Wednesday, May 9, 2007


I spent a lot of yesterday and this morning thinking about how to have disappearing foodstuffs, and as I sit down to write this, I actually came up with how to do it! This is what blogging is all about!

I was planning on having palette cycling for the conveyor belts (DMEnduro's idea, as mentioned in my first post) as well as for appliance steam and possibly for the sous-chefs' animations. So why not have poofs of smoke (palette cycled) as each food item disappears? This will certainly add an aura of mysticism to the proceedings, which is highly appropriate given that the Sphynx from Wonderboy in Monsterland is Chairman Kaga's analog in this game. (I was thinking - who is weird and has a kick-ass outfit?)
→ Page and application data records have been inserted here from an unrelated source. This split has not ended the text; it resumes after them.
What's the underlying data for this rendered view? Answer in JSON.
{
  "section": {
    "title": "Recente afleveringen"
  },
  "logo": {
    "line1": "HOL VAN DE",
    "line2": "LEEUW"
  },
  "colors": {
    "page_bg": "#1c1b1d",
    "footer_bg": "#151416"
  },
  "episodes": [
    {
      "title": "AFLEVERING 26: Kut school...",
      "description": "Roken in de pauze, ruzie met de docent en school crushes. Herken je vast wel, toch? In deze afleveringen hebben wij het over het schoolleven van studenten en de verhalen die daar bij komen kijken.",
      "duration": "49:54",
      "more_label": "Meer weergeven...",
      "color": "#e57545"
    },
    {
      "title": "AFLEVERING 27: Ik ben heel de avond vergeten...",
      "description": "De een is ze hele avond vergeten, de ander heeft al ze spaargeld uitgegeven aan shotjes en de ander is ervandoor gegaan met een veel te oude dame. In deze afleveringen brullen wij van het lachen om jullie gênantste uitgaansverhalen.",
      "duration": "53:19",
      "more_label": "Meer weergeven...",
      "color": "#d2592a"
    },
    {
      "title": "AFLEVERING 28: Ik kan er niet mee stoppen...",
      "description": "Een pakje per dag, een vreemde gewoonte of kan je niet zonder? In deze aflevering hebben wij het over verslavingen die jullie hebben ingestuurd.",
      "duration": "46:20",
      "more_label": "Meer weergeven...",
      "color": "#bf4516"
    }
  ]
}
The other idea I had involves heavy compromises and lots of work, and might not solve the problem of excess VRAM updates. It involves keeping the code for animating player 1 untouched (the six tiles appropriate to the character's direction and animation frame are loaded into VRAM) , while for the other player, all possible tiles are loaded into VRAM. The latter case is how I had initially coded the animation, but with 6 tiles per player, 8 possible directions and 3 animation frames, for two players that added up to 288 spots in VRAM taken up. Oops. But I already have this code. This would limit the number of foods to 26.

The more I think of this other option, the less I like it. I want a fairly broad palette of foodstuffs so it'll be hard to make the same dish twice. Plus, as I mentioned, I like the smoke.

Tuesday, May 8, 2007

That will bring us back to d'oh.

I hardware-tested a version of my rom with a single food belt, along with player 1, 2, and the belt's VRAM updates all de-synchronized - I'm not even throwing in the second belt here. And whenever one player does tight little circles, the food graphics get garbled. I haven't even tested player 2 moving.

This forces me to come up with another mechanism for food availability. I was thinking of having a magic pantry, where food disappears after some time. Foods could be tiles until they were picked up. I could decrease the length of that interval as the game progresses to increase difficulty.

Anyone out there have any Wonderboy in Monsterland game saves? I need to do some research...

Saturday, May 5, 2007

Video Killed the Lazy Coder

What a week! I hardly had any time at work for lunch, which is when I do most of my productive coding (I don't eat lunch, so food doesn't slow me down - ironic for what I am actually coding). Then I had long rehearsals (I sing) on three nights. Not my best coding week.

But I did get the video up. Thanks, anonymous! In case you're interested, eSMS 1.04 works great for recording videos. I just wish I remembered the codec that worked.

The bizarre bug with diagonally-moving players is not an issue on real hardware, since I checked using my Tototek cartridge on my Master Gear/Game Gear. By the way, I get a Software Error on my SMS when I use the Tototek cartridge - I think it might be problem with the physical dimensions of the cart's PCB. But I can try running this on my Power Base Converter, since I have used the Tototek cart on that successfully.

I did begin trying to get the second conveyor belt up and running, but I always have trouble remembering how it works. I have all of the coordinates for belt 1 in the rom (belt 2 uses the same coordinates, of course, except the x coordinates are shifted to the right), and the program just cycles through them. When it reaches the end, it shifts all of the food identities down one and adds another after accessing the random number generator. But my code is getting a tad unwieldy, and it is getting really hard for me to throw stuff in. Did I mention the only formal computer training I have is:
  1. A computation biology course I took in grad school where I learned how to use BLAST and Expasy and a couple of DNA and protein sequence analysis programs (that other people wrote) and
  2. A LOGO course in high school?
So it might take a while, but I'll get it.

You'll notice in the video that I have no code that checks whether a food type is already present on screen. That function is definitely on my to-do list.

I hope you enjoy the video. You might notice some 1's and 0's on the top of the screen; those are just for debugging purposes. Pay no attention to the man behind the curtains.